ASTM International - ASTM E1297-08(2013)
Standard Test Method for Measuring Fast-Neutron Reaction Rates by Radioactivation of Niobium
|Publication Date:||1 January 2013|
|ICS Code (Nuclear energy in general):||27.120.01|
significance And Use:
5.1 Refer to Practice E261 for a general discussion of the determination of decay rates, reaction rates, and neutron fluence rates with threshold detectors (1-29).3 Refer to... View More
5.1 Refer to Practice E261 for a general discussion of the determination of decay rates, reaction rates, and neutron fluence rates with threshold detectors (1-29).3 Refer to Practice E1006, Practice E185 and Guide E1018 for the use and application of results obtained by this test method.(34-36)
5.2 The half-life of 93mNb is 5730 ± 220 days (30) and has a K X-ray emission probability of 0.1099 ± 0.0025 per decay (30). The Kα and Kβ X-rays of niobium are at 16.5213-16.152 and 18.618-18.953 keV, respectively. The recommended 93Nb (n,n′)93mNb cross section comes from the IRDF-90 cross section compendium (31), was drawn from the RRDF-98 cross section evaluations (37) and is shown in Fig. 1.
FIG. 1 IRDF-90 Cross Section Versus Energy for the 93Nb(n,n′) 93mNb Reaction
5.3 Chemical dissolution of the irradiated niobium to produce very low mass-per-unit area sources is an effective way to obtain consistent results. The direct counting of foils or wires can produce satisfactory results provided appropriate methods and interpretations are employed. It is possible to use liquid scintillation methods to measure the niobium activity provided the radioactive material can be kept uniformly in solution and appropriate corrections can be made for interfering activities.
5.4 The measured reaction rates can be used to correlate neutron exposures, provide comparison with calculated reaction rates, and determine neutron fluences. Reaction rates can be determined with greater accuracy than fluence rates because of the current uncertainty in the cross section versus energy shape.

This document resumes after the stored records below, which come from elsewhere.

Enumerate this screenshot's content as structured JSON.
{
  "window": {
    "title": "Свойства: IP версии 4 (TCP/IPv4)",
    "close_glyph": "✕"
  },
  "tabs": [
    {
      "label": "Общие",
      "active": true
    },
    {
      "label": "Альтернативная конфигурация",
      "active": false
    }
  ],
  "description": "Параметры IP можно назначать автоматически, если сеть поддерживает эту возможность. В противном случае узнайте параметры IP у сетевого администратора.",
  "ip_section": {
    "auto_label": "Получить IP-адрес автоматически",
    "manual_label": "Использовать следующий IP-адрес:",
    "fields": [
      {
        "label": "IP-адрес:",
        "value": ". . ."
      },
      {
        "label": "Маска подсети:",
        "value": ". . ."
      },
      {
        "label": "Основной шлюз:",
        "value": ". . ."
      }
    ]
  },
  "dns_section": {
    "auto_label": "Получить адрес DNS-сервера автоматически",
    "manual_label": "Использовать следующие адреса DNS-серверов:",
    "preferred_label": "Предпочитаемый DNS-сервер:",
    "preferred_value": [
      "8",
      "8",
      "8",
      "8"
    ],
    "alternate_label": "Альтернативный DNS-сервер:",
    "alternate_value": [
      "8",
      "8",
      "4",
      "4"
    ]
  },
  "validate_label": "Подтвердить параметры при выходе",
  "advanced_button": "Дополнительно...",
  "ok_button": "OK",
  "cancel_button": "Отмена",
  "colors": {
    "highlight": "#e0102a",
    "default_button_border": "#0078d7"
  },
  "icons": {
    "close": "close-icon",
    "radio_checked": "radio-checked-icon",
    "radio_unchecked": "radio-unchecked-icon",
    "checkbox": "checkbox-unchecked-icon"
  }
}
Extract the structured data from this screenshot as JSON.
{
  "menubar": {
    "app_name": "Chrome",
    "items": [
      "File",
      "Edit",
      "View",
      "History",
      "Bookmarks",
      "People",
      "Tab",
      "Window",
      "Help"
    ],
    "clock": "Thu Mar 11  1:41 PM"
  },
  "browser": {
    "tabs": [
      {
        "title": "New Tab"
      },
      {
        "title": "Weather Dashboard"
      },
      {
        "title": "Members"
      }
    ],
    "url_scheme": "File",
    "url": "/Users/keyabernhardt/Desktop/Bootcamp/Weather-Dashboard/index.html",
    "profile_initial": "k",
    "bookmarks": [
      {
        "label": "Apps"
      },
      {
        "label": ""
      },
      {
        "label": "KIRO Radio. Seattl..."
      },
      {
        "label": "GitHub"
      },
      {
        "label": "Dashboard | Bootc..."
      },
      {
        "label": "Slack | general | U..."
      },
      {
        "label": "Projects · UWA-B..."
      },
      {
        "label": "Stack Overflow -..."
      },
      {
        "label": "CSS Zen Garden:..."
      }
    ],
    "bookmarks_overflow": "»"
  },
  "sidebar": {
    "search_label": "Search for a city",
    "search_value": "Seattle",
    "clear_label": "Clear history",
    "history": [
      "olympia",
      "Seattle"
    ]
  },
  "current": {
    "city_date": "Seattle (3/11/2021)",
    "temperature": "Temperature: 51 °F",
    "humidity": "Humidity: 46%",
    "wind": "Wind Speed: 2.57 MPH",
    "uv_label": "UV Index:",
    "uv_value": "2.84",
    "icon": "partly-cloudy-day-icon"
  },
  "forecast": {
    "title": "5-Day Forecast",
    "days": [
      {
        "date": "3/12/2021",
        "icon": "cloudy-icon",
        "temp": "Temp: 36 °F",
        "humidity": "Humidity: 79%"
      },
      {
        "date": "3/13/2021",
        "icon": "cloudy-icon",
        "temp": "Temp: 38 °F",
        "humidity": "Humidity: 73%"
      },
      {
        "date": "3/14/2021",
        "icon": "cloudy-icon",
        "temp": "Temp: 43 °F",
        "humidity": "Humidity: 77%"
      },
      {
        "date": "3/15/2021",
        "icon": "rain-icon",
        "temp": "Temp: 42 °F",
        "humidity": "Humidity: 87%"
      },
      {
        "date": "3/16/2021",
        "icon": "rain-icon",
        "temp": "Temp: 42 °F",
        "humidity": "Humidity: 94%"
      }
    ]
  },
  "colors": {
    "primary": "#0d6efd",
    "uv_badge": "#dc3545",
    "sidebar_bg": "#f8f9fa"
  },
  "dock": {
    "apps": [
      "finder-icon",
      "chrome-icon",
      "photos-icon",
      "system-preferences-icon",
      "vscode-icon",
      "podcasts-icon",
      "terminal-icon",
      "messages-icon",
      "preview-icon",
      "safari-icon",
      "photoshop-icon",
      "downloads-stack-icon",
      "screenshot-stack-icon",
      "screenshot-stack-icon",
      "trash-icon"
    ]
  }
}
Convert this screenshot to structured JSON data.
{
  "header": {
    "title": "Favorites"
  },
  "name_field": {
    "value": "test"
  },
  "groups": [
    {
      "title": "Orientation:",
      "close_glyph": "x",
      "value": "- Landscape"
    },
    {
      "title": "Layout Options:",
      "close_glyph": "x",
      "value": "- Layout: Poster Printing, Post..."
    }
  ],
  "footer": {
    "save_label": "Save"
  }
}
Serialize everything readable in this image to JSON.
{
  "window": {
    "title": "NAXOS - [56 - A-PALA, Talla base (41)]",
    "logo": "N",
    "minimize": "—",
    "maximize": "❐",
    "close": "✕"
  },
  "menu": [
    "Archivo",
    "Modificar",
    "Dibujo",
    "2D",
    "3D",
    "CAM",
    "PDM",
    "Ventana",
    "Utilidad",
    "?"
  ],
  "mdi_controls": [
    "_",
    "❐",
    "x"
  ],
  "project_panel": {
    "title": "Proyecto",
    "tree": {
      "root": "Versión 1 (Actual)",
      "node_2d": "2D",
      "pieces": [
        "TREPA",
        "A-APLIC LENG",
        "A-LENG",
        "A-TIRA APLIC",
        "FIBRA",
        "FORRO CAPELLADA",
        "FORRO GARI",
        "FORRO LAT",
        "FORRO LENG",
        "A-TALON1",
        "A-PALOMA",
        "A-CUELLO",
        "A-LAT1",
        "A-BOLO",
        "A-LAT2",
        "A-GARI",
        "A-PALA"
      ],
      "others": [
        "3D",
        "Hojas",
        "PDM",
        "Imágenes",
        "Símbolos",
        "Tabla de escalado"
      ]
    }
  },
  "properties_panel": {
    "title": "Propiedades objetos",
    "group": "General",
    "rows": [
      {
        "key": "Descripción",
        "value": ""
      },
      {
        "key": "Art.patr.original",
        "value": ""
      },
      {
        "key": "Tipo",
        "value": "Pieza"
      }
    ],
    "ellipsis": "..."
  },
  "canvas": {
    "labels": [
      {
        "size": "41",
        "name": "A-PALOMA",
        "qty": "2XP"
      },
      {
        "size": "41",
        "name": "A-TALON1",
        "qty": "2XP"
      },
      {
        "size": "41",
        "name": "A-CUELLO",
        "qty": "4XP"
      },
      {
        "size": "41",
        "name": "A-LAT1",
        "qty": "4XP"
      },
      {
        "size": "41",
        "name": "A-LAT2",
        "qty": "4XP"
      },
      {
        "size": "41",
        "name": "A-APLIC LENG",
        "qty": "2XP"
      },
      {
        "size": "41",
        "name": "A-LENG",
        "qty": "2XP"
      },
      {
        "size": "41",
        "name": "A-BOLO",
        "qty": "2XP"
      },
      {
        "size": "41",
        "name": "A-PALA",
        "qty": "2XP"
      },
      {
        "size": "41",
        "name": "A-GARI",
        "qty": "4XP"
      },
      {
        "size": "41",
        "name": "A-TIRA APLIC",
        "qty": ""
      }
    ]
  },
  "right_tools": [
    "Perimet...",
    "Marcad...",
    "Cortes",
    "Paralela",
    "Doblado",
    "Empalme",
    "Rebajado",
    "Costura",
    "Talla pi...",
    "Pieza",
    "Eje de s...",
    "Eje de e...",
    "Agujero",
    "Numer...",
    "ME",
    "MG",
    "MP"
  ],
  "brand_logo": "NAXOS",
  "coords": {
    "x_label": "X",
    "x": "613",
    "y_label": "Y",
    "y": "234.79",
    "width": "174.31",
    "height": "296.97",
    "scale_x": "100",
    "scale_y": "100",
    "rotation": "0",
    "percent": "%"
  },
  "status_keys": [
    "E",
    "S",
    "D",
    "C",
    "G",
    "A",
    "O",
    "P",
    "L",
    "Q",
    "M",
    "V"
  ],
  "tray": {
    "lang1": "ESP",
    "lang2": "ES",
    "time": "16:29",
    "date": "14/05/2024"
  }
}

5.5 The 93Nb(n,n′)93mNb reaction has the desirable properties of monitoring neutron exposures related to neutron damage of nuclear facility structural components. It has an energy response range corresponding to the damage function of steel and has a half-life sufficiently long to allow its use in very long exposures (up to about 40 years). Monitoring long exposures is useful in determining the long-term integrity of nuclear facility components.View Less
1.1 This test method describes procedures for measuring reaction rates by the activation reaction 93Nb(n,n′) 93mNb.
1.2 This activation reaction is useful for monitoring neutrons with energies above approximately 0.5 MeV and for irradiation times up to about 30 years.
1.3 With suitable techniques, fast-neutron reaction rates for neutrons with energy distribution similar to fission neutrons can be determined in fast-neutron fluences above about 1016 cm−2. In the presence of high thermal-neutron fluence rates (>1012cm−2·s−1), the transmutation of 93mNb due to neutron capture should be investigated. In the presence of high-energy neutron spectra such as are associated with fusion and spallation sources, the transmutation of 93mNb by reactions such as (n,2n) may occur and should be investigated.
1.4 Procedures for other fast-neutron monitors are referenced in Practice E261.
1.5 Fast-neutron fluence rates can be determined from the reaction rates provided that the appropriate cross section information is available to meet the accuracy requirements.
1.6 The values stated in SI units are to be regarded as standard. No other units of measurement are included in this standard.
1.7 This standard does not purport to address all of the safety concerns, if any, associated with its use. It is the responsibility of the user of this standard to establish appropriate safety and health practices and determine the applicability of regulatory limitations prior to use.